··· Data ···

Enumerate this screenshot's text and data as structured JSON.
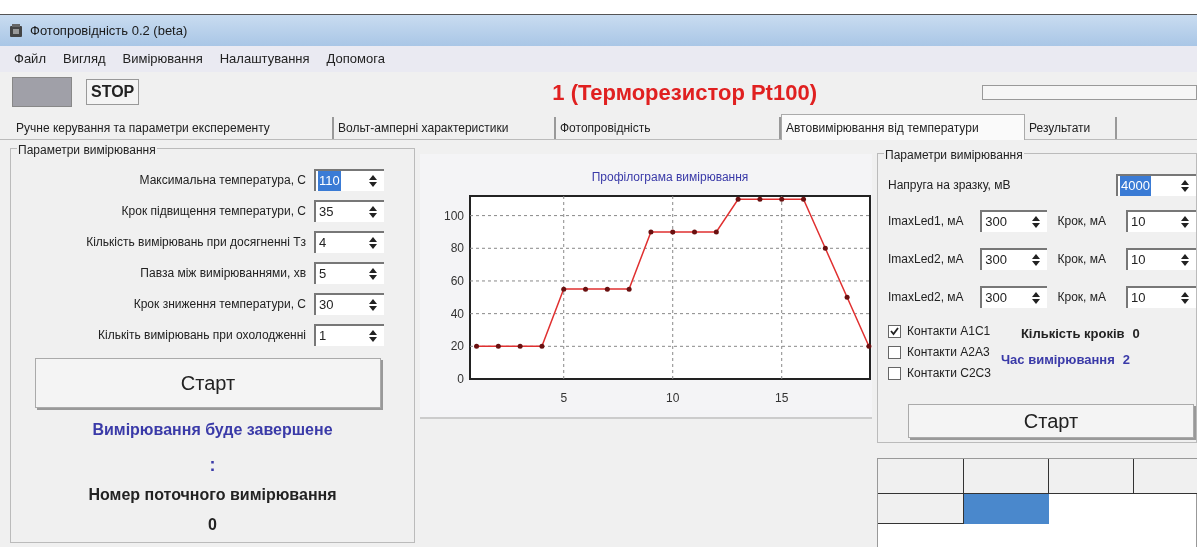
{
  "window": {
    "title": "Фотопровідність 0.2 (beta)"
  },
  "menu": [
    "Файл",
    "Вигляд",
    "Вимірювання",
    "Налаштування",
    "Допомога"
  ],
  "toolbar": {
    "stop_button": "STOP",
    "heading": "1 (Терморезистор Pt100)",
    "progress": {
      "level": 0
    }
  },
  "tabs": [
    {
      "label": "Ручне керування та параметри експеременту",
      "selected": false
    },
    {
      "label": "Вольт-амперні характеристики",
      "selected": false
    },
    {
      "label": "Фотопровідність",
      "selected": false
    },
    {
      "label": "Автовимірювання від температури",
      "selected": true
    },
    {
      "label": "Результати",
      "selected": false
    }
  ],
  "left_panel": {
    "legend": "Параметри вимірювання",
    "fields": [
      {
        "label": "Максимальна температура, С",
        "value": "110",
        "highlighted": true
      },
      {
        "label": "Крок підвищення температури, С",
        "value": "35",
        "highlighted": false
      },
      {
        "label": "Кількість вимірювань  при досягненні Тз",
        "value": "4",
        "highlighted": false
      },
      {
        "label": "Павза між вимірюваннями, хв",
        "value": "5",
        "highlighted": false
      },
      {
        "label": "Крок зниження температури, С",
        "value": "30",
        "highlighted": false
      },
      {
        "label": "Кількіть вимірювань при охолодженні",
        "value": "1",
        "highlighted": false
      }
    ],
    "start_button": "Старт",
    "status": "Вимірювання буде завершене",
    "separator": ":",
    "current_label": "Номер поточного вимірювання",
    "current_value": "0"
  },
  "chart": {
    "chart_data": {
      "type": "line",
      "title": "Профілограма вимірювання",
      "x": [
        1,
        2,
        3,
        4,
        5,
        6,
        7,
        8,
        9,
        10,
        11,
        12,
        13,
        14,
        15,
        16,
        17,
        18,
        19
      ],
      "series": [
        {
          "color": "#e03030",
          "values": [
            20,
            20,
            20,
            20,
            55,
            55,
            55,
            55,
            90,
            90,
            90,
            90,
            110,
            110,
            110,
            110,
            80,
            50,
            20
          ]
        }
      ],
      "grid": true,
      "xlim": [
        0.7,
        19.05
      ],
      "ylim": [
        0,
        112
      ],
      "xticks": [
        5,
        10,
        15
      ],
      "yticks": [
        0,
        20,
        40,
        60,
        80,
        100
      ]
    }
  },
  "right_panel": {
    "legend": "Параметри вимірювання",
    "voltage": {
      "label": "Напруга на зразку,  мВ",
      "value": "4000",
      "highlighted": true
    },
    "leds": [
      {
        "label": "ImaxLed1, мА",
        "value": "300",
        "step_label": "Крок, мА",
        "step_value": "10"
      },
      {
        "label": "ImaxLed2, мА",
        "value": "300",
        "step_label": "Крок, мА",
        "step_value": "10"
      },
      {
        "label": "ImaxLed2, мА",
        "value": "300",
        "step_label": "Крок, мА",
        "step_value": "10"
      }
    ],
    "contacts": [
      {
        "label": "Контакти A1C1",
        "checked": true
      },
      {
        "label": "Контакти A2A3",
        "checked": false
      },
      {
        "label": "Контакти C2C3",
        "checked": false
      }
    ],
    "steps_label": "Кількість кроків",
    "steps_value": "0",
    "time_label": "Час вимірювання",
    "time_value": "2",
    "start_button": "Старт"
  }
}
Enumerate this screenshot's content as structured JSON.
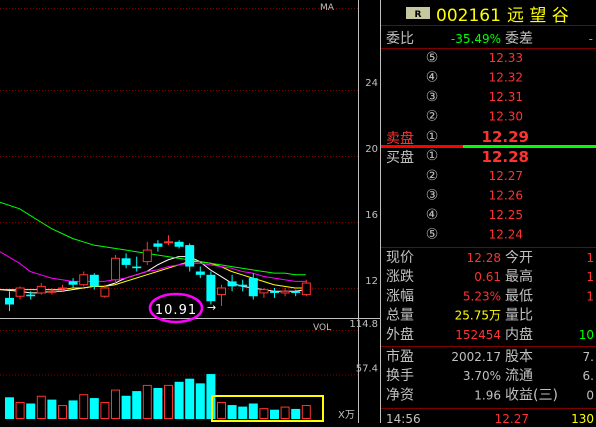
{
  "chart_data": {
    "type": "candlestick",
    "price_axis_ticks": [
      12,
      16,
      20,
      24
    ],
    "volume_axis_ticks": [
      57.4,
      114.8
    ],
    "price_axis_label": "MA",
    "volume_axis_label": "VOL",
    "volume_unit": "X万",
    "annotation_low": "10.91",
    "candles": [
      {
        "o": 11.4,
        "c": 11.0,
        "h": 11.8,
        "l": 10.6
      },
      {
        "o": 11.5,
        "c": 12.0,
        "h": 12.1,
        "l": 11.3
      },
      {
        "o": 11.6,
        "c": 11.5,
        "h": 11.8,
        "l": 11.3
      },
      {
        "o": 11.7,
        "c": 12.1,
        "h": 12.3,
        "l": 11.6
      },
      {
        "o": 11.8,
        "c": 11.8,
        "h": 12.0,
        "l": 11.6
      },
      {
        "o": 12.0,
        "c": 12.0,
        "h": 12.2,
        "l": 11.8
      },
      {
        "o": 12.4,
        "c": 12.2,
        "h": 12.6,
        "l": 12.0
      },
      {
        "o": 12.2,
        "c": 12.8,
        "h": 13.0,
        "l": 12.1
      },
      {
        "o": 12.8,
        "c": 12.1,
        "h": 12.9,
        "l": 11.9
      },
      {
        "o": 11.5,
        "c": 12.0,
        "h": 12.2,
        "l": 11.4
      },
      {
        "o": 12.5,
        "c": 13.8,
        "h": 14.0,
        "l": 12.3
      },
      {
        "o": 13.8,
        "c": 13.4,
        "h": 14.1,
        "l": 13.2
      },
      {
        "o": 13.3,
        "c": 13.2,
        "h": 13.9,
        "l": 13.0
      },
      {
        "o": 13.6,
        "c": 14.3,
        "h": 14.8,
        "l": 13.4
      },
      {
        "o": 14.7,
        "c": 14.5,
        "h": 14.9,
        "l": 14.2
      },
      {
        "o": 14.8,
        "c": 14.8,
        "h": 15.2,
        "l": 14.6
      },
      {
        "o": 14.8,
        "c": 14.5,
        "h": 14.9,
        "l": 14.4
      },
      {
        "o": 14.6,
        "c": 13.3,
        "h": 14.7,
        "l": 13.0
      },
      {
        "o": 13.0,
        "c": 12.8,
        "h": 13.3,
        "l": 12.6
      },
      {
        "o": 12.8,
        "c": 11.2,
        "h": 13.0,
        "l": 11.0
      },
      {
        "o": 11.6,
        "c": 12.0,
        "h": 12.2,
        "l": 10.91
      },
      {
        "o": 12.4,
        "c": 12.1,
        "h": 12.8,
        "l": 11.8
      },
      {
        "o": 12.2,
        "c": 12.1,
        "h": 12.5,
        "l": 11.8
      },
      {
        "o": 12.6,
        "c": 11.5,
        "h": 12.9,
        "l": 11.3
      },
      {
        "o": 11.7,
        "c": 11.9,
        "h": 12.0,
        "l": 11.4
      },
      {
        "o": 11.8,
        "c": 11.7,
        "h": 12.0,
        "l": 11.4
      },
      {
        "o": 11.7,
        "c": 11.8,
        "h": 12.0,
        "l": 11.5
      },
      {
        "o": 11.8,
        "c": 11.7,
        "h": 11.9,
        "l": 11.5
      },
      {
        "o": 11.6,
        "c": 12.3,
        "h": 12.5,
        "l": 11.5
      }
    ],
    "ma_lines": [
      {
        "color": "#ffffff",
        "values": [
          11.9,
          11.8,
          11.7,
          11.7,
          11.8,
          11.8,
          11.9,
          12.0,
          12.1,
          12.1,
          12.3,
          12.6,
          12.8,
          13.0,
          13.4,
          13.7,
          13.9,
          13.9,
          13.6,
          13.1,
          12.7,
          12.3,
          12.1,
          12.0,
          11.9,
          11.8,
          11.8,
          11.8,
          11.9
        ]
      },
      {
        "color": "#ffff00",
        "values": [
          11.9,
          11.9,
          11.9,
          11.9,
          11.9,
          11.9,
          12.0,
          12.0,
          12.1,
          12.1,
          12.2,
          12.4,
          12.6,
          12.8,
          13.0,
          13.2,
          13.4,
          13.6,
          13.6,
          13.5,
          13.3,
          13.0,
          12.8,
          12.6,
          12.4,
          12.2,
          12.1,
          12.0,
          12.0
        ]
      },
      {
        "color": "#ff00ff",
        "values": [
          14.2,
          13.5,
          13.0,
          12.8,
          12.6,
          12.5,
          12.4,
          12.4,
          12.4,
          12.4,
          12.5,
          12.6,
          12.8,
          13.0,
          13.1,
          13.3,
          13.4,
          13.5,
          13.5,
          13.4,
          13.3,
          13.2,
          13.0,
          12.9,
          12.7,
          12.6,
          12.5,
          12.4,
          12.4
        ]
      },
      {
        "color": "#00ff00",
        "values": [
          17.2,
          16.8,
          16.4,
          16.0,
          15.6,
          15.3,
          15.0,
          14.8,
          14.6,
          14.5,
          14.4,
          14.3,
          14.2,
          14.1,
          14.0,
          13.9,
          13.8,
          13.7,
          13.6,
          13.5,
          13.4,
          13.3,
          13.2,
          13.1,
          13.0,
          12.9,
          12.9,
          12.8,
          12.8
        ]
      }
    ],
    "volumes": [
      {
        "v": 28,
        "up": false
      },
      {
        "v": 22,
        "up": true
      },
      {
        "v": 20,
        "up": false
      },
      {
        "v": 30,
        "up": true
      },
      {
        "v": 25,
        "up": false
      },
      {
        "v": 18,
        "up": true
      },
      {
        "v": 24,
        "up": false
      },
      {
        "v": 32,
        "up": true
      },
      {
        "v": 27,
        "up": false
      },
      {
        "v": 22,
        "up": true
      },
      {
        "v": 38,
        "up": true
      },
      {
        "v": 30,
        "up": false
      },
      {
        "v": 36,
        "up": false
      },
      {
        "v": 44,
        "up": true
      },
      {
        "v": 40,
        "up": false
      },
      {
        "v": 44,
        "up": true
      },
      {
        "v": 48,
        "up": false
      },
      {
        "v": 52,
        "up": false
      },
      {
        "v": 46,
        "up": false
      },
      {
        "v": 58,
        "up": false
      },
      {
        "v": 22,
        "up": true
      },
      {
        "v": 18,
        "up": false
      },
      {
        "v": 16,
        "up": false
      },
      {
        "v": 20,
        "up": false
      },
      {
        "v": 14,
        "up": true
      },
      {
        "v": 12,
        "up": false
      },
      {
        "v": 16,
        "up": true
      },
      {
        "v": 13,
        "up": false
      },
      {
        "v": 18,
        "up": true
      }
    ],
    "highlight_box_color": "#ffff00",
    "annotation_ellipse_color": "#ff00ff",
    "colors": {
      "up": "#ff3232",
      "down": "#00ffff",
      "grid": "#800000",
      "axis": "#c0c0c0"
    }
  },
  "quote_panel": {
    "badge": "R",
    "code": "002161",
    "name": "远 望 谷",
    "weibi_label": "委比",
    "weibi_value": "-35.49%",
    "weicha_label": "委差",
    "weicha_value": "-",
    "sell_levels": [
      {
        "num": "⑤",
        "price": "12.33"
      },
      {
        "num": "④",
        "price": "12.32"
      },
      {
        "num": "③",
        "price": "12.31"
      },
      {
        "num": "②",
        "price": "12.30"
      }
    ],
    "sell1": {
      "label": "卖盘",
      "num": "①",
      "price": "12.29"
    },
    "buy1": {
      "label": "买盘",
      "num": "①",
      "price": "12.28"
    },
    "buy_levels": [
      {
        "num": "②",
        "price": "12.27"
      },
      {
        "num": "③",
        "price": "12.26"
      },
      {
        "num": "④",
        "price": "12.25"
      },
      {
        "num": "⑤",
        "price": "12.24"
      }
    ],
    "stats": [
      {
        "l1": "现价",
        "v1": "12.28",
        "c1": "#ff3232",
        "l2": "今开",
        "v2": "1",
        "c2": "#ff3232"
      },
      {
        "l1": "涨跌",
        "v1": "0.61",
        "c1": "#ff3232",
        "l2": "最高",
        "v2": "1",
        "c2": "#ff3232"
      },
      {
        "l1": "涨幅",
        "v1": "5.23%",
        "c1": "#ff3232",
        "l2": "最低",
        "v2": "1",
        "c2": "#ff3232"
      },
      {
        "l1": "总量",
        "v1": "25.75万",
        "c1": "#ffff00",
        "l2": "量比",
        "v2": "",
        "c2": "#ffff00"
      },
      {
        "l1": "外盘",
        "v1": "152454",
        "c1": "#ff3232",
        "l2": "内盘",
        "v2": "10",
        "c2": "#00ff00"
      }
    ],
    "stats2": [
      {
        "l1": "市盈",
        "v1": "2002.17",
        "c1": "#c0c0c0",
        "l2": "股本",
        "v2": "7.",
        "c2": "#c0c0c0"
      },
      {
        "l1": "换手",
        "v1": "3.70%",
        "c1": "#c0c0c0",
        "l2": "流通",
        "v2": "6.",
        "c2": "#c0c0c0"
      },
      {
        "l1": "净资",
        "v1": "1.96",
        "c1": "#c0c0c0",
        "l2": "收益(三)",
        "v2": "0",
        "c2": "#c0c0c0"
      }
    ],
    "tick": {
      "time": "14:56",
      "price": "12.27",
      "vol": "130"
    }
  }
}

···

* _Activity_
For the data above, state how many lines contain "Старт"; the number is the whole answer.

* _Solution to this problem_
2